# Task description
The whole listing below should be printed again exactly, with no images.

[Dataset entries Boundary: Start]

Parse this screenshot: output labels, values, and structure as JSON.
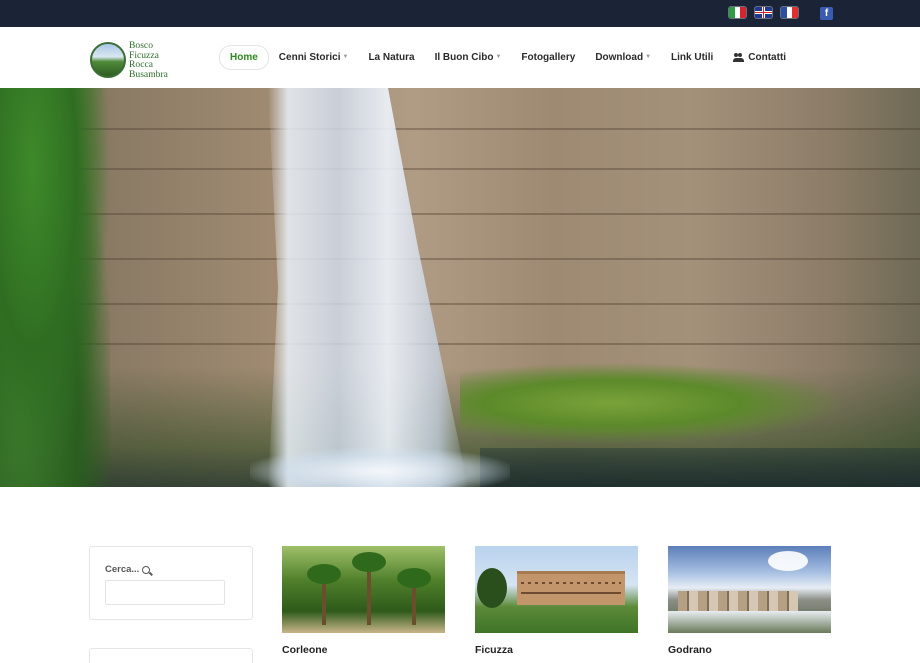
{
  "topbar": {
    "flags": [
      {
        "name": "italian-flag-icon",
        "colors": [
          "#2e9b46",
          "#ffffff",
          "#d4262e"
        ]
      },
      {
        "name": "uk-flag-icon",
        "colors": [
          "#1f3a8c",
          "#ffffff",
          "#d22222"
        ]
      },
      {
        "name": "french-flag-icon",
        "colors": [
          "#2a4ea1",
          "#ffffff",
          "#e0312f"
        ]
      }
    ],
    "facebook": "f",
    "background": "#1b2436"
  },
  "logo": {
    "lines": [
      "Bosco",
      "Ficuzza",
      "Rocca",
      "Busambra"
    ]
  },
  "nav": {
    "items": [
      {
        "label": "Home",
        "active": true,
        "dropdown": false
      },
      {
        "label": "Cenni Storici",
        "active": false,
        "dropdown": true
      },
      {
        "label": "La Natura",
        "active": false,
        "dropdown": false
      },
      {
        "label": "Il Buon Cibo",
        "active": false,
        "dropdown": true
      },
      {
        "label": "Fotogallery",
        "active": false,
        "dropdown": false
      },
      {
        "label": "Download",
        "active": false,
        "dropdown": true
      },
      {
        "label": "Link Utili",
        "active": false,
        "dropdown": false
      },
      {
        "label": "Contatti",
        "active": false,
        "dropdown": false,
        "icon": "users-icon"
      }
    ],
    "active_color": "#2c8a1f"
  },
  "sidebar": {
    "search_label": "Cerca...",
    "search_value": ""
  },
  "cards": [
    {
      "title": "Corleone"
    },
    {
      "title": "Ficuzza"
    },
    {
      "title": "Godrano"
    }
  ]
}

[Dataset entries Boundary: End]

# Response to this task
Parse this screenshot: output labels, values, and structure as JSON.
{
  "topbar": {
    "flags": [
      {
        "name": "italian-flag-icon",
        "colors": [
          "#2e9b46",
          "#ffffff",
          "#d4262e"
        ]
      },
      {
        "name": "uk-flag-icon",
        "colors": [
          "#1f3a8c",
          "#ffffff",
          "#d22222"
        ]
      },
      {
        "name": "french-flag-icon",
        "colors": [
          "#2a4ea1",
          "#ffffff",
          "#e0312f"
        ]
      }
    ],
    "facebook": "f",
    "background": "#1b2436"
  },
  "logo": {
    "lines": [
      "Bosco",
      "Ficuzza",
      "Rocca",
      "Busambra"
    ]
  },
  "nav": {
    "items": [
      {
        "label": "Home",
        "active": true,
        "dropdown": false
      },
      {
        "label": "Cenni Storici",
        "active": false,
        "dropdown": true
      },
      {
        "label": "La Natura",
        "active": false,
        "dropdown": false
      },
      {
        "label": "Il Buon Cibo",
        "active": false,
        "dropdown": true
      },
      {
        "label": "Fotogallery",
        "active": false,
        "dropdown": false
      },
      {
        "label": "Download",
        "active": false,
        "dropdown": true
      },
      {
        "label": "Link Utili",
        "active": false,
        "dropdown": false
      },
      {
        "label": "Contatti",
        "active": false,
        "dropdown": false,
        "icon": "users-icon"
      }
    ],
    "active_color": "#2c8a1f"
  },
  "sidebar": {
    "search_label": "Cerca...",
    "search_value": ""
  },
  "cards": [
    {
      "title": "Corleone"
    },
    {
      "title": "Ficuzza"
    },
    {
      "title": "Godrano"
    }
  ]
}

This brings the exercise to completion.